Curiosity Quills – The Audition

The Query

Portia Andrade has known since her early teens that the scenes which played before her eyes like a movie were instances woven in the fabric of Time. Unfortunately, she couldn’t tell if the haunting depictions occurred hundreds of years ago or yesterday. As an adult, she has tried everything from meditation to medication to quell the visions. However when her feisty sister is the most likely suspect in the murder of the young actress found stabbed to death in the courtyard of the Andrade House Hotel, Portia draws upon her complete arsenal of weapons – her gift, the research skills of her current boyfriend and the investigative knowledge of her ex-husband – to keep her sister out of jail amid a media storm of bad press.

A midnight gala in honor of Talia McCormick, Hollywood’s latest ingénue, has all the delights New Orleans has to offer from blackened alligator to an authentic jazz second-line under the majestic shadows of St. Louis Cathedral. But by the time the last silk handkerchief is waved, the young actress lies dying on an oyster-shelled path and Portia must embrace the most frightening part of herself because family is just that important.

Set in New Orleans, Upon an Oyster-Shelled Path, uses the culture of the Afro-Cuban and Creole communities where either you are related to or went to school with everyone else as Portia’s ally in her quest to clear her sister’s name. This completed 25,000 word novella, intended to introduce the Andrade House Mystery series, can be included in an anthology or made available as a stand-alone title for readers of cozy mysteries looking for a culturally diverse amateur sleuth in an exciting setting.

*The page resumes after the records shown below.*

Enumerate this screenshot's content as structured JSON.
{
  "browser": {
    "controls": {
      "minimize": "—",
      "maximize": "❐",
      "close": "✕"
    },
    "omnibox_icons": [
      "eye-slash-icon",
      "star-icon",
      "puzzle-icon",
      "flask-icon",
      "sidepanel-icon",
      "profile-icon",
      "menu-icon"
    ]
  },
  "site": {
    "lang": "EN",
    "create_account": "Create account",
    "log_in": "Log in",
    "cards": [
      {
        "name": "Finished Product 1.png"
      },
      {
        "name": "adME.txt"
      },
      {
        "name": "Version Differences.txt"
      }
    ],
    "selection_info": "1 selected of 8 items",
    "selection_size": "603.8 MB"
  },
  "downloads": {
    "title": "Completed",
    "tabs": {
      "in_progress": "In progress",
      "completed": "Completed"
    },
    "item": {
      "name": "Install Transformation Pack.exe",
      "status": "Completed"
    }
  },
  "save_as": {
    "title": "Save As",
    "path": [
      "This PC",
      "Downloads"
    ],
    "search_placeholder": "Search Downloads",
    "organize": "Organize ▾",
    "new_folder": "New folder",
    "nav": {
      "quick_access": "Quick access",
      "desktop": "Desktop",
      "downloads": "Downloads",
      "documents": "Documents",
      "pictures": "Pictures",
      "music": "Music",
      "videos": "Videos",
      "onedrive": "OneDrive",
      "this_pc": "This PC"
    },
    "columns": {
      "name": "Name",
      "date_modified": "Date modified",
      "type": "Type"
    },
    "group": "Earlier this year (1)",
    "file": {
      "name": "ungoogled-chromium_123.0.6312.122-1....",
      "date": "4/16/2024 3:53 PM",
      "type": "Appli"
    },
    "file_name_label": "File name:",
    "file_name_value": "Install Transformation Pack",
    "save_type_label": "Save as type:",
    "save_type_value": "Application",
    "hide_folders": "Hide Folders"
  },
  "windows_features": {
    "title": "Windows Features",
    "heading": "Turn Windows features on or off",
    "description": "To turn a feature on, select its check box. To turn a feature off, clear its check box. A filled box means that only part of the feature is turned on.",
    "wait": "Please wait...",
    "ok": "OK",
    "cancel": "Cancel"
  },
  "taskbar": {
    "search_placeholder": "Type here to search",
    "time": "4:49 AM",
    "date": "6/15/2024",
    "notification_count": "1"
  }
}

The First Page

Hollywood had invaded the quiet neighborhood of Algiers Point, located a ferry’s ride across the Mississippi River from the French Quarter.  From her spot on the balcony, Portia could see the majestic steeple of St. Louis’ cathedral peeking over the horizon silhouetted against a bright cloudless sky.  Double shotgun houses neatly lined the riverbank in an array of pastels from blues to pinks to yellows. It was a picture perfect snapshot that could have been taken in the early 1900s.

The only exceptions were the vans parked haphazardly along the narrow streets each with the vivid logo from a different television station.  And the crowd of onlookers spilling beyond the restriction gates set up by the Algiers Point Commission to mingle with the cameramen and newscasters.

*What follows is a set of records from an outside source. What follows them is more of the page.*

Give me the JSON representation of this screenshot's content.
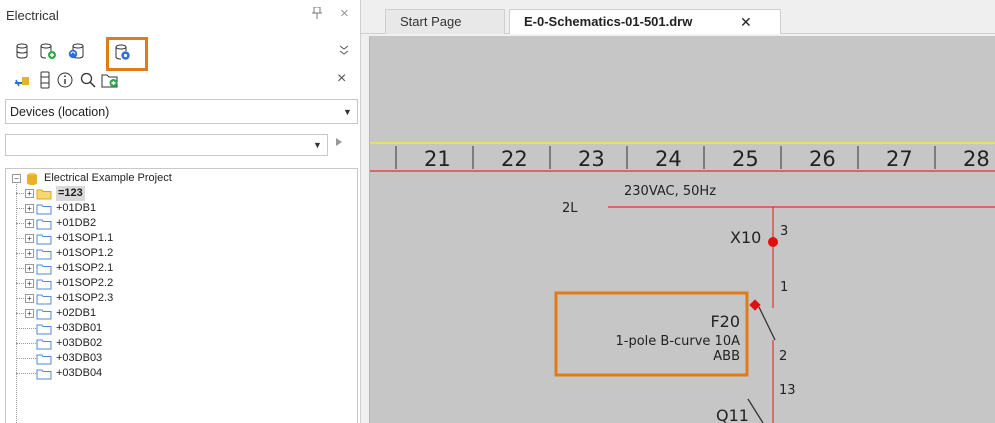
{
  "panel": {
    "title": "Electrical",
    "pin_glyph": "□",
    "close_glyph": "×",
    "collapse_glyph": "‸",
    "toolbar_close_glyph": "×",
    "location_dropdown": {
      "value": "Devices (location)"
    },
    "search": {
      "value": "",
      "placeholder": ""
    }
  },
  "tree": {
    "root": "Electrical Example Project",
    "items": [
      "=123",
      "+01DB1",
      "+01DB2",
      "+01SOP1.1",
      "+01SOP1.2",
      "+01SOP2.1",
      "+01SOP2.2",
      "+01SOP2.3",
      "+02DB1",
      "+03DB01",
      "+03DB02",
      "+03DB03",
      "+03DB04"
    ]
  },
  "tabs": {
    "start": "Start Page",
    "drawing": "E-0-Schematics-01-501.drw",
    "close_glyph": "✕"
  },
  "schematic": {
    "columns": [
      "21",
      "22",
      "23",
      "24",
      "25",
      "26",
      "27",
      "28"
    ],
    "supply_label": "2L",
    "supply_desc": "230VAC, 50Hz",
    "terminal_tag": "X10",
    "terminal_num": "3",
    "pin_1": "1",
    "breaker_tag": "F20",
    "breaker_desc": "1-pole B-curve 10A",
    "breaker_maker": "ABB",
    "pin_2": "2",
    "pin_13": "13",
    "next_tag": "Q11"
  },
  "colors": {
    "highlight": "#e07b1a",
    "wire": "#e03030",
    "folder": "#4f8bd6",
    "root_db": "#e8b12a",
    "accent_green": "#2eaa4a"
  }
}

All were jostling for the best view of the star of last summer’s hit Midnight’s Kiss, Talia McCormick.  All were trampling the manicured foliage of historic Algiers Point.

Portia’s stomach flipped.  Danielle LeBlanc, current APC President, would surely speak with her about this later.  The thought of speaking with Danielle, her perfectly coiffed eighty’s styled mushroom swinging about her thin angular face made Portia cringe and take another puff of her offensive cigarette.

She never smoked while working.  Hollywood had done this to her. The people, the planning, the drama combining in a massive early morning headache and the need for just one before she could continue with the rest of the day.

Not that she wasn’t grateful.

Midnight’s Kiss had provided amazing opportunities for her family. Her sister, Jewel, was now an Oscar winning costume designer for a hit movie. The Andrade House Hotel, chosen as the backdrop for key scenes in the first film, was now slated for a more prominent showcasing in the upcoming production of Midnight’s Kiss: Renewal.  She was the event planner for Talia McCormick’s First Annual Midnight Ball for Literacy this evening.  It couldn’t get better than that.

Or worse.

A cacophony of screeching snarls and high-pitched whines erupted from her bedroom and demanded her attention. Portia took another quick puff and crushed the cigarette beneath her sneakered foot.  Taking a cleansing breath, she stepped inside.

To view the first pages of my fellow minions, please click here!

To read Portia Andrade’s premier short story, please click here! 

Leave a Reply

Fill in your details below or click an icon to log in:

WordPress.com Logo

You are commenting using your WordPress.com account. Log Out / Change )

Twitter picture

You are commenting using your Twitter account. Log Out / Change )

Facebook photo

You are commenting using your Facebook account. Log Out / Change )

Google+ photo

You are commenting using your Google+ account. Log Out / Change )

Connecting to %s